===== RECORDS SHOWN
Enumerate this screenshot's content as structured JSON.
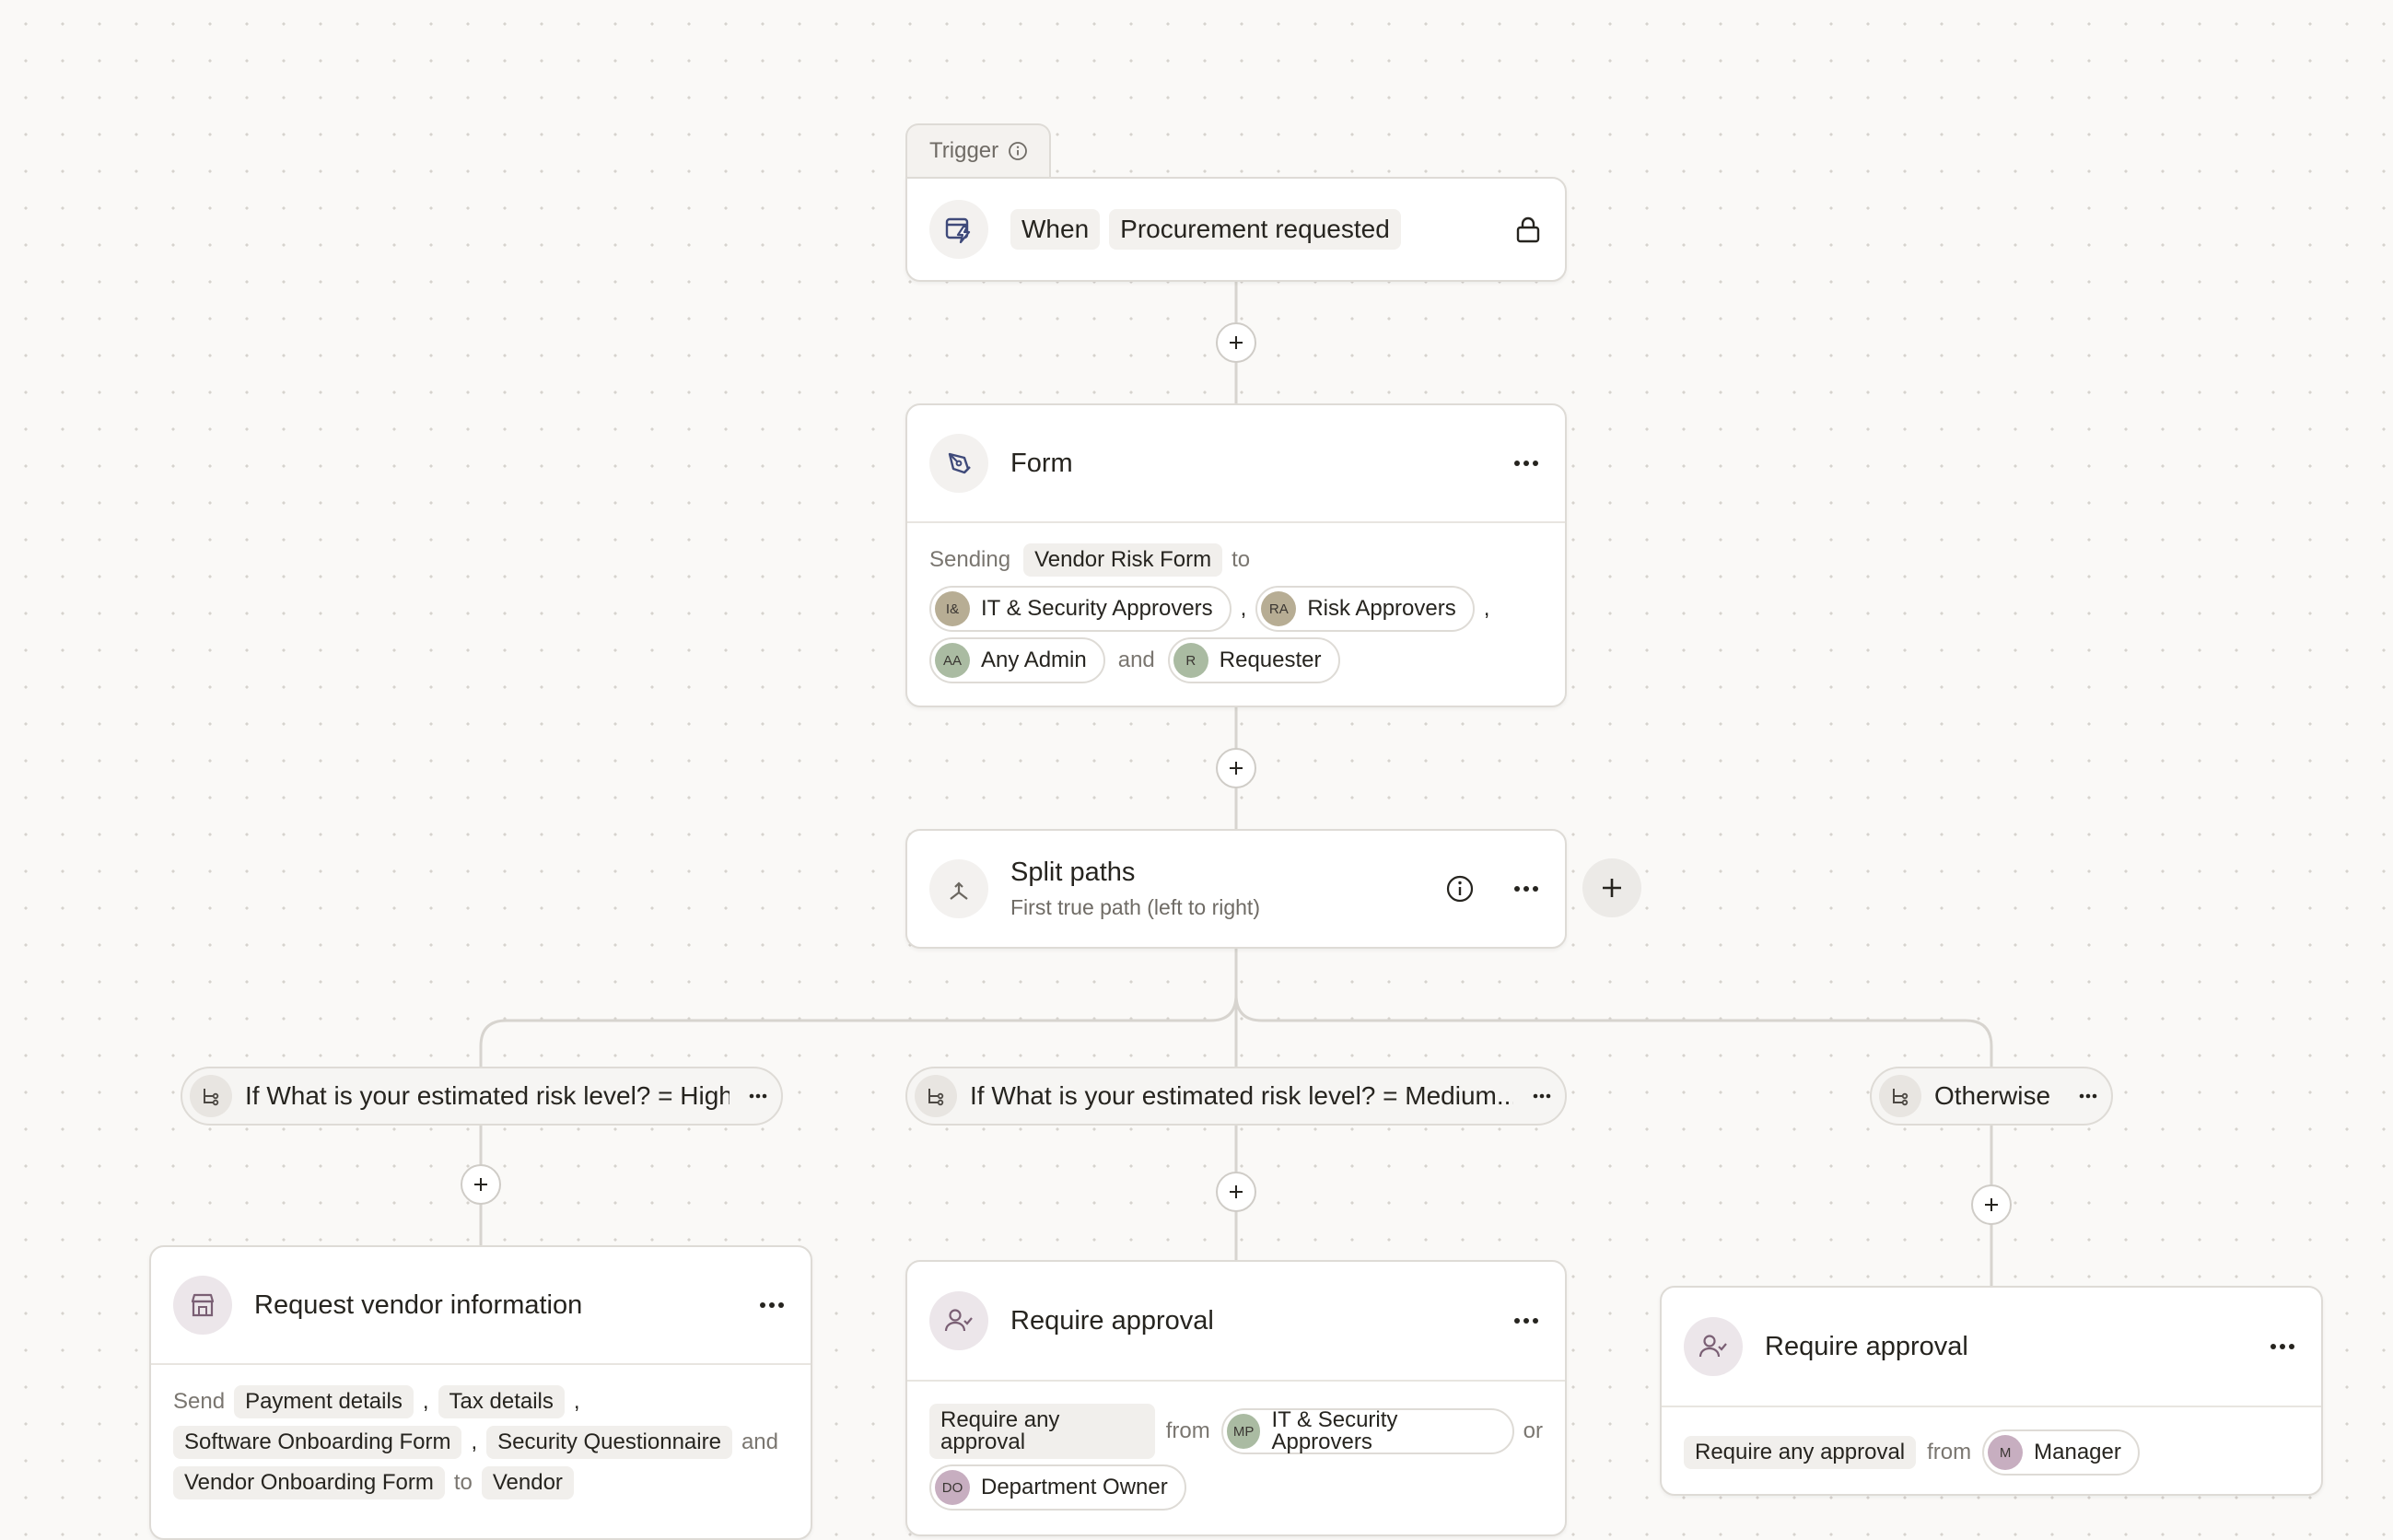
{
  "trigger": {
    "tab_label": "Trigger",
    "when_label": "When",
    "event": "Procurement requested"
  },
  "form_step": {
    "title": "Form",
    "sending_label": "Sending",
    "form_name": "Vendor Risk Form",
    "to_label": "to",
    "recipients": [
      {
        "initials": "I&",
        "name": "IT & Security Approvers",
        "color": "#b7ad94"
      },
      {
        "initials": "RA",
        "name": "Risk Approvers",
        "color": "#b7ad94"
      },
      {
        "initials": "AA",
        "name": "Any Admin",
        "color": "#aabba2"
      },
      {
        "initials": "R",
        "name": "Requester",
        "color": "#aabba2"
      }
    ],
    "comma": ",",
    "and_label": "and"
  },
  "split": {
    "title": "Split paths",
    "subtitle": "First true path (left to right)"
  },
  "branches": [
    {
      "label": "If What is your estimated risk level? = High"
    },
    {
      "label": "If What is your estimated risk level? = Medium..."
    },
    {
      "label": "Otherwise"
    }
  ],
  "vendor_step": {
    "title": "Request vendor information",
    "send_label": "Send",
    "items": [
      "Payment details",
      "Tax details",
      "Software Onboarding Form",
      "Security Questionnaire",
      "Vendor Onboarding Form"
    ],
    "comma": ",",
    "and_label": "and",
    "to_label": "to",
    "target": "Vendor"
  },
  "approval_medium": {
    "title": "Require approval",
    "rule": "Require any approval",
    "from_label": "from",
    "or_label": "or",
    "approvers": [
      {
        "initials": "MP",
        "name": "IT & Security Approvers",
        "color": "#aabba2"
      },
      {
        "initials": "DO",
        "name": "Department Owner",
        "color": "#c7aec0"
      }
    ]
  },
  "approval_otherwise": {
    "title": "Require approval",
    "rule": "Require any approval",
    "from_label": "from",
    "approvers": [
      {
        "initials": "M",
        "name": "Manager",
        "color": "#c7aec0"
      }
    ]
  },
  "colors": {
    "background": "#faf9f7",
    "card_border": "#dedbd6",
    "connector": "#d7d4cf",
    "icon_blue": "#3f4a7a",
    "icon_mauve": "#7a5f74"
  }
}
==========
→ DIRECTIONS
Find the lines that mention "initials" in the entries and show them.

→ EXERCISE RESPONSE
        "initials": "I&",
        "initials": "RA",
        "initials": "AA",
        "initials": "R",
        "initials": "MP",
        "initials": "DO",
        "initials": "M",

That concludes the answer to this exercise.